WHAT YOU HAVE TO DO:
Copy the records below exactly as they stand. Leave out the pictures.
══════════════════════════════
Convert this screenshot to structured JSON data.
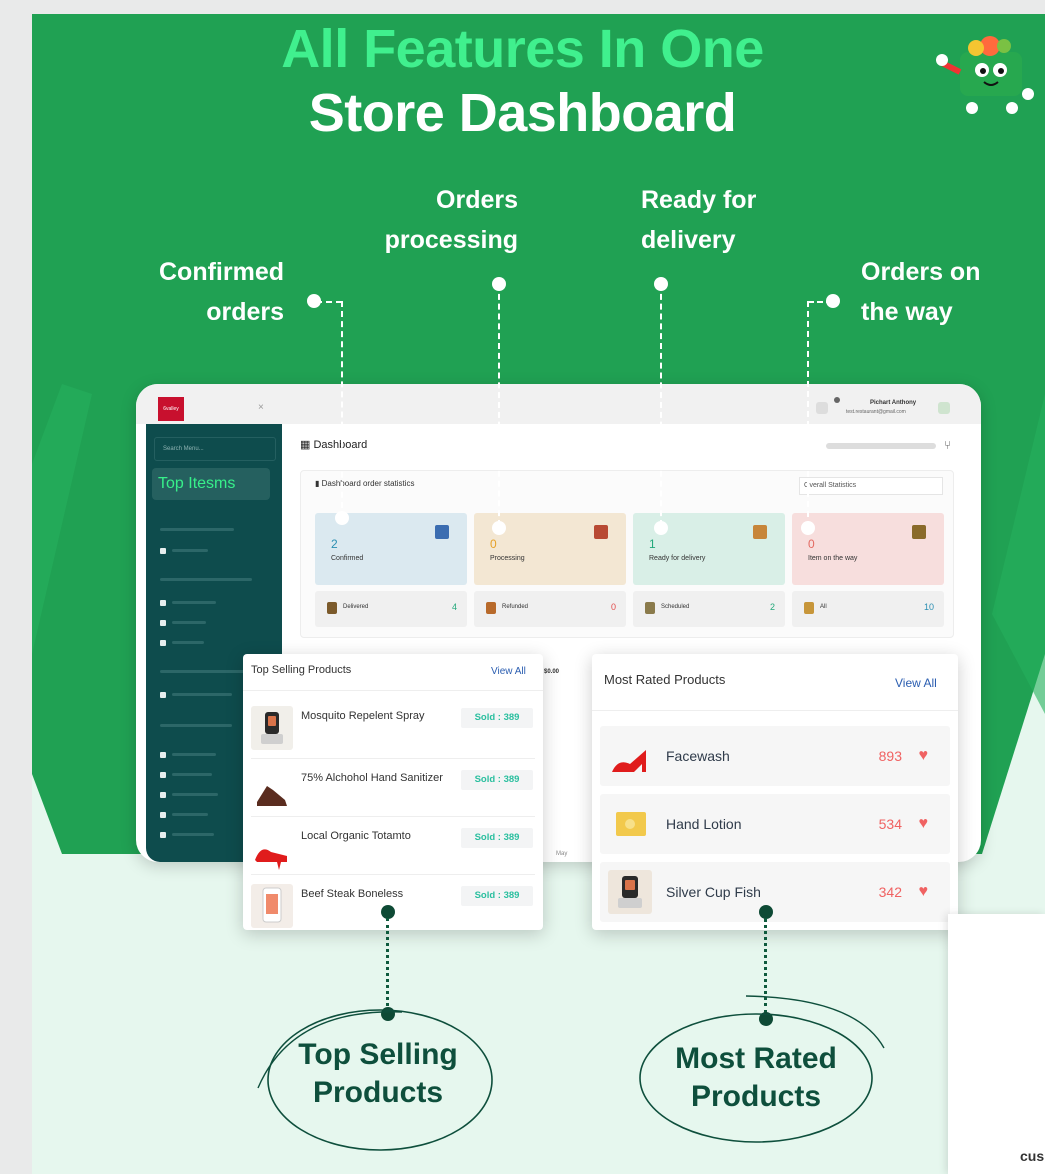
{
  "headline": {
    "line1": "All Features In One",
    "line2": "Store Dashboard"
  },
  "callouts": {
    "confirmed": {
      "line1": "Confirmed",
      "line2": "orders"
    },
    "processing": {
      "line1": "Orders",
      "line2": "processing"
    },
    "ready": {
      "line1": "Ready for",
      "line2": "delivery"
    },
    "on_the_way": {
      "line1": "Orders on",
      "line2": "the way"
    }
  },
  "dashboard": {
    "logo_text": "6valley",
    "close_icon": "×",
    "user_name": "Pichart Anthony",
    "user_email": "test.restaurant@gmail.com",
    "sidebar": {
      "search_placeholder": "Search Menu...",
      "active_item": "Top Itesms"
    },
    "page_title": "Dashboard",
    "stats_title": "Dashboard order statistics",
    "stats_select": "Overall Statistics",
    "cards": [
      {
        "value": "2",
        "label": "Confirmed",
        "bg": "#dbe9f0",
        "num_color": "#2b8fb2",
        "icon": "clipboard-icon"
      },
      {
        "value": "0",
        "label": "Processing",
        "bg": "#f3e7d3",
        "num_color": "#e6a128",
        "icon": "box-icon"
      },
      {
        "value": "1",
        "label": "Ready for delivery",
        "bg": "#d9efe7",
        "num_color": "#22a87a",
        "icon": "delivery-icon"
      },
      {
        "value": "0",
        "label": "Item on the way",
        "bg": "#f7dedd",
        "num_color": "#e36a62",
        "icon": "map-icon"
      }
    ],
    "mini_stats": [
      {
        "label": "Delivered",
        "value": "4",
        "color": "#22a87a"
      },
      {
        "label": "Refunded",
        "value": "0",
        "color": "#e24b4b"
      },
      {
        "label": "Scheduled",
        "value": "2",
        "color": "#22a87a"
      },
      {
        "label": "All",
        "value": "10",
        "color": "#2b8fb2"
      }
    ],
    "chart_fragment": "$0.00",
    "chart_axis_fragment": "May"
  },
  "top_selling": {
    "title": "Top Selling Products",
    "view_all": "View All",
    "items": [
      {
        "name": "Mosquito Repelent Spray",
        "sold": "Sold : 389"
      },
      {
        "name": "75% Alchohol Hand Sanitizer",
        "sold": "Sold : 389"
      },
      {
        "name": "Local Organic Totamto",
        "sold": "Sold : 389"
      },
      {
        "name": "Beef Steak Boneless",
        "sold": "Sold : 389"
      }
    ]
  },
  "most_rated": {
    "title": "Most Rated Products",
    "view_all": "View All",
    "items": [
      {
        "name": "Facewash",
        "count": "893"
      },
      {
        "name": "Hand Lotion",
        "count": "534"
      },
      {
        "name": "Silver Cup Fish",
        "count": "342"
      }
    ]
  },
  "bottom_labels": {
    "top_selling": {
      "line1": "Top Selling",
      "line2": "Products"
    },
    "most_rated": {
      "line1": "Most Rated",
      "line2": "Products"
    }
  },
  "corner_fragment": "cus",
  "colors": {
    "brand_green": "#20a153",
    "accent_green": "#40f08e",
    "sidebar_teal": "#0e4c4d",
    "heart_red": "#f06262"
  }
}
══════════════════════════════
TASK OUTPUT:
Convert this screenshot to structured JSON data.
{
  "headline": {
    "line1": "All Features In One",
    "line2": "Store Dashboard"
  },
  "callouts": {
    "confirmed": {
      "line1": "Confirmed",
      "line2": "orders"
    },
    "processing": {
      "line1": "Orders",
      "line2": "processing"
    },
    "ready": {
      "line1": "Ready for",
      "line2": "delivery"
    },
    "on_the_way": {
      "line1": "Orders on",
      "line2": "the way"
    }
  },
  "dashboard": {
    "logo_text": "6valley",
    "close_icon": "×",
    "user_name": "Pichart Anthony",
    "user_email": "test.restaurant@gmail.com",
    "sidebar": {
      "search_placeholder": "Search Menu...",
      "active_item": "Top Itesms"
    },
    "page_title": "Dashboard",
    "stats_title": "Dashboard order statistics",
    "stats_select": "Overall Statistics",
    "cards": [
      {
        "value": "2",
        "label": "Confirmed",
        "bg": "#dbe9f0",
        "num_color": "#2b8fb2",
        "icon": "clipboard-icon"
      },
      {
        "value": "0",
        "label": "Processing",
        "bg": "#f3e7d3",
        "num_color": "#e6a128",
        "icon": "box-icon"
      },
      {
        "value": "1",
        "label": "Ready for delivery",
        "bg": "#d9efe7",
        "num_color": "#22a87a",
        "icon": "delivery-icon"
      },
      {
        "value": "0",
        "label": "Item on the way",
        "bg": "#f7dedd",
        "num_color": "#e36a62",
        "icon": "map-icon"
      }
    ],
    "mini_stats": [
      {
        "label": "Delivered",
        "value": "4",
        "color": "#22a87a"
      },
      {
        "label": "Refunded",
        "value": "0",
        "color": "#e24b4b"
      },
      {
        "label": "Scheduled",
        "value": "2",
        "color": "#22a87a"
      },
      {
        "label": "All",
        "value": "10",
        "color": "#2b8fb2"
      }
    ],
    "chart_fragment": "$0.00",
    "chart_axis_fragment": "May"
  },
  "top_selling": {
    "title": "Top Selling Products",
    "view_all": "View All",
    "items": [
      {
        "name": "Mosquito Repelent Spray",
        "sold": "Sold : 389"
      },
      {
        "name": "75% Alchohol Hand Sanitizer",
        "sold": "Sold : 389"
      },
      {
        "name": "Local Organic Totamto",
        "sold": "Sold : 389"
      },
      {
        "name": "Beef Steak Boneless",
        "sold": "Sold : 389"
      }
    ]
  },
  "most_rated": {
    "title": "Most Rated Products",
    "view_all": "View All",
    "items": [
      {
        "name": "Facewash",
        "count": "893"
      },
      {
        "name": "Hand Lotion",
        "count": "534"
      },
      {
        "name": "Silver Cup Fish",
        "count": "342"
      }
    ]
  },
  "bottom_labels": {
    "top_selling": {
      "line1": "Top Selling",
      "line2": "Products"
    },
    "most_rated": {
      "line1": "Most Rated",
      "line2": "Products"
    }
  },
  "corner_fragment": "cus",
  "colors": {
    "brand_green": "#20a153",
    "accent_green": "#40f08e",
    "sidebar_teal": "#0e4c4d",
    "heart_red": "#f06262"
  }
}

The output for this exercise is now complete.